Witness Linda Swaney was pulling into the car park at the time and saw the two men. She told the court she witnessed Driver slapping Mr Booth around the face and punching him in the chest multiple times, yelling ‘get in the car now’.
Driver said he saw Mrs Swaney watching them. He described her as giving him ‘eyes of thunder’ and he told the court ‘I knew I was in trouble’.
However, Driver told the court he had been ‘caressing’ Mr Booth’s face to encourage him back into the car.
When Driver and Mr Booth later arrived back at Upton Cottage, one of the home’s workers Susan Coombe told the court Driver had sweat on his brow and was ‘high on adrenaline’.
The home’s manager Joanne Keene told the Mercury: “We have worked really hard to give over the evidence (prosecutors) needed and we are pleased it was a guilty verdict. He will never work in care again.”
Throughout the trial, Driver maintained his innocence, stating he ‘would never do that’.

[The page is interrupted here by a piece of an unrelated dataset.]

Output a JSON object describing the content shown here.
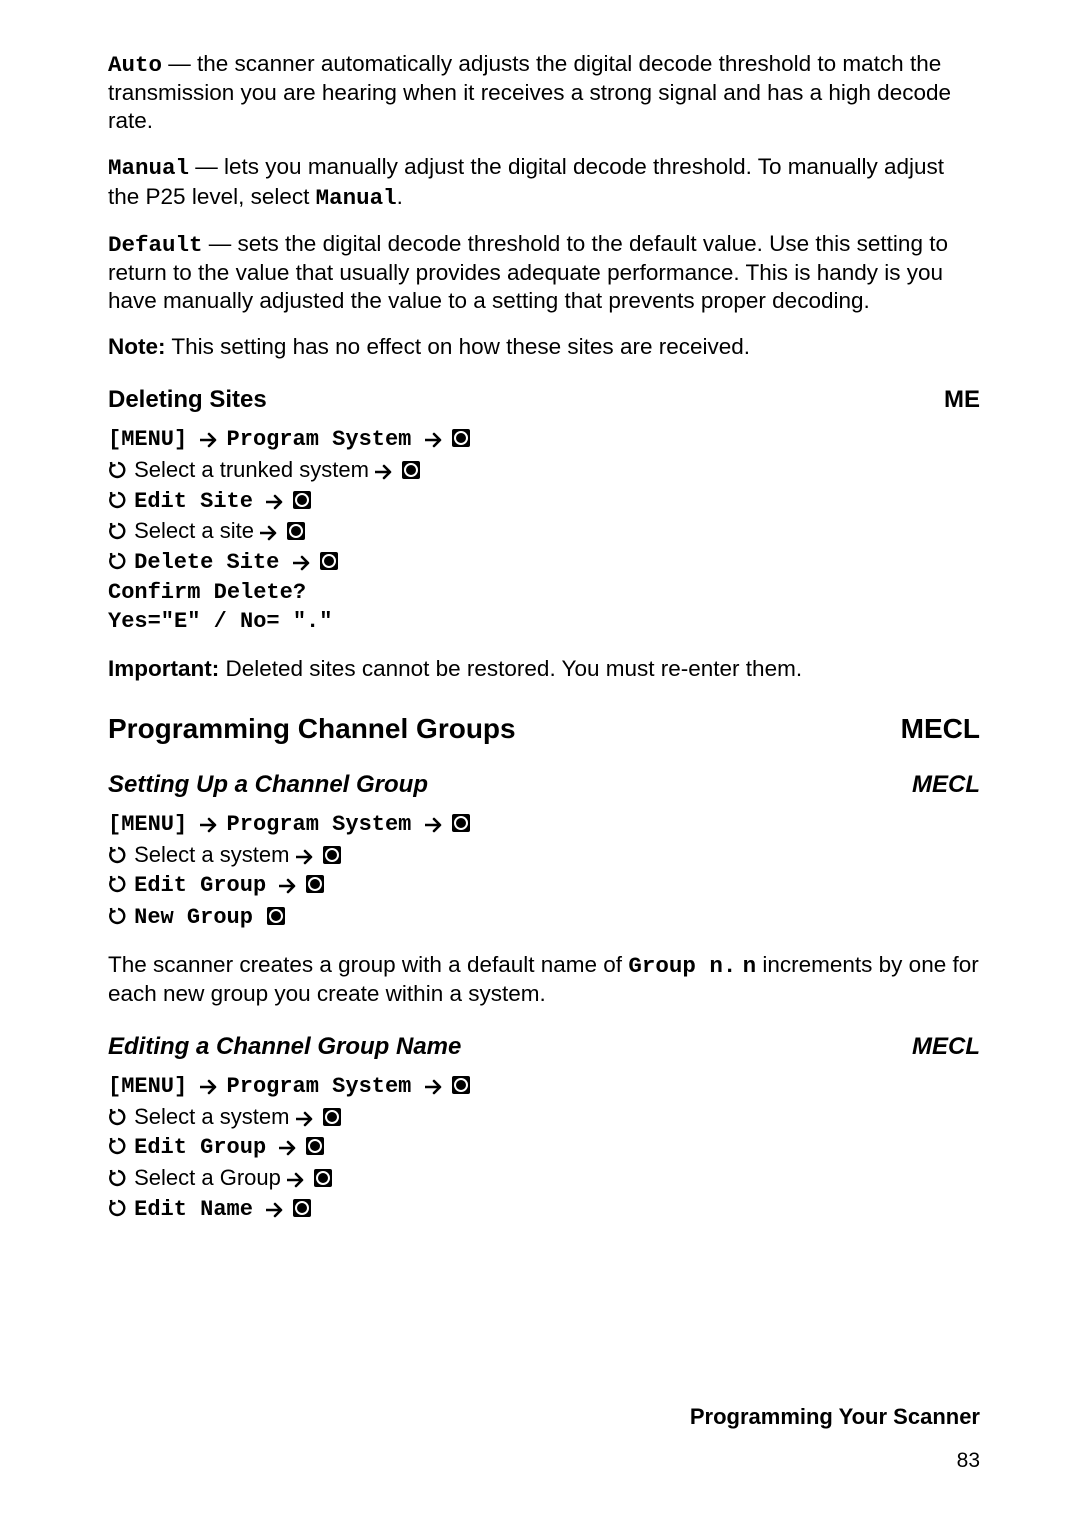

But, in his closing statement, prosecutor Kevin Blackmore told him: “You did assault David Booth. You realised the consequences of what will happen to you so you made up a series of events which would match.”
Driver worked for Onetrue Step for two and a half years as a peer support worker.
He was suspended from his position as soon as the matter came to light.
The service has since been taken over by Selborne Care Ltd, changing ownership in April this year, and its director Simon Bishop told the Mercury: “Selborne is therefore unable to comment on the case, but wishes to emphasise that it has a zero tolerance policy towards any forms of abuse in connection with its services.”
Driver has been released on bail, and will be sentenced at North Somerset Courthouse on October 14.